[Opening Excerpted records section]

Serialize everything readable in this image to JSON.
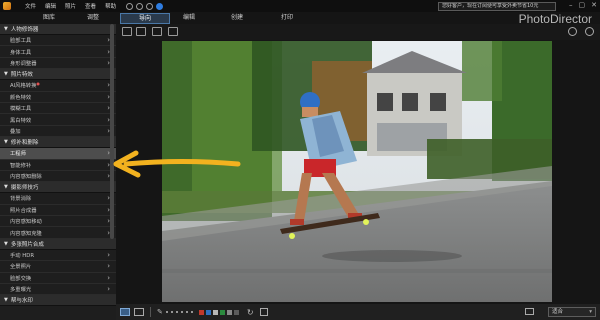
{
  "titlebar": {
    "menu": [
      "文件",
      "编辑",
      "照片",
      "查看",
      "帮助"
    ],
    "notification": "您好客户，现在订阅便可享受外卖节省10元",
    "window_controls": [
      "–",
      "▢",
      "✕"
    ],
    "brand": "PhotoDirector"
  },
  "modules": {
    "library": "图库",
    "adjust": "调整",
    "guided": "导向",
    "edit": "编辑",
    "create": "创建",
    "print": "打印"
  },
  "panel": {
    "groups": [
      {
        "title": "人物修饰器",
        "items": [
          "脸部工具",
          "身体工具",
          "身形调整器"
        ]
      },
      {
        "title": "照片特效",
        "items": [
          "AI风格转换",
          "颜色特效",
          "模糊工具",
          "黑白特效",
          "叠加"
        ]
      },
      {
        "title": "修补和删除",
        "items": [
          "工程师",
          "智能修补",
          "内容感知删除"
        ]
      },
      {
        "title": "摄影师技巧",
        "items": [
          "背景消除",
          "照片合成器",
          "内容感知移动",
          "内容感知克隆"
        ]
      },
      {
        "title": "多张照片合成",
        "items": [
          "手动 HDR",
          "全景照片",
          "脸部交换",
          "多重曝光"
        ]
      },
      {
        "title": "帮与水印",
        "items": []
      }
    ],
    "selected_item": "工程师",
    "badge_item": "AI风格转换"
  },
  "bottombar": {
    "fit_label": "适合",
    "swatch_colors": [
      "#c0392b",
      "#2e6fbf",
      "#b7b7b7",
      "#2b8a3e",
      "#8a8a8a",
      "#5c5c5c"
    ]
  },
  "colors": {
    "accent": "#4a78a8",
    "arrow": "#f2b21f"
  },
  "icons": {
    "toolbar_left": [
      "compare-icon",
      "split-view-icon",
      "before-after-icon",
      "history-icon"
    ],
    "toolbar_right": [
      "hand-tool-icon",
      "zoom-out-icon"
    ]
  }
}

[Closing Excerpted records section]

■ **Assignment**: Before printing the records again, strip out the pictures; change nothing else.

■ **Written answer**:
Serialize everything readable in this image to JSON.
{
  "titlebar": {
    "menu": [
      "文件",
      "编辑",
      "照片",
      "查看",
      "帮助"
    ],
    "notification": "您好客户，现在订阅便可享受外卖节省10元",
    "window_controls": [
      "–",
      "▢",
      "✕"
    ],
    "brand": "PhotoDirector"
  },
  "modules": {
    "library": "图库",
    "adjust": "调整",
    "guided": "导向",
    "edit": "编辑",
    "create": "创建",
    "print": "打印"
  },
  "panel": {
    "groups": [
      {
        "title": "人物修饰器",
        "items": [
          "脸部工具",
          "身体工具",
          "身形调整器"
        ]
      },
      {
        "title": "照片特效",
        "items": [
          "AI风格转换",
          "颜色特效",
          "模糊工具",
          "黑白特效",
          "叠加"
        ]
      },
      {
        "title": "修补和删除",
        "items": [
          "工程师",
          "智能修补",
          "内容感知删除"
        ]
      },
      {
        "title": "摄影师技巧",
        "items": [
          "背景消除",
          "照片合成器",
          "内容感知移动",
          "内容感知克隆"
        ]
      },
      {
        "title": "多张照片合成",
        "items": [
          "手动 HDR",
          "全景照片",
          "脸部交换",
          "多重曝光"
        ]
      },
      {
        "title": "帮与水印",
        "items": []
      }
    ],
    "selected_item": "工程师",
    "badge_item": "AI风格转换"
  },
  "bottombar": {
    "fit_label": "适合",
    "swatch_colors": [
      "#c0392b",
      "#2e6fbf",
      "#b7b7b7",
      "#2b8a3e",
      "#8a8a8a",
      "#5c5c5c"
    ]
  },
  "colors": {
    "accent": "#4a78a8",
    "arrow": "#f2b21f"
  },
  "icons": {
    "toolbar_left": [
      "compare-icon",
      "split-view-icon",
      "before-after-icon",
      "history-icon"
    ],
    "toolbar_right": [
      "hand-tool-icon",
      "zoom-out-icon"
    ]
  }
}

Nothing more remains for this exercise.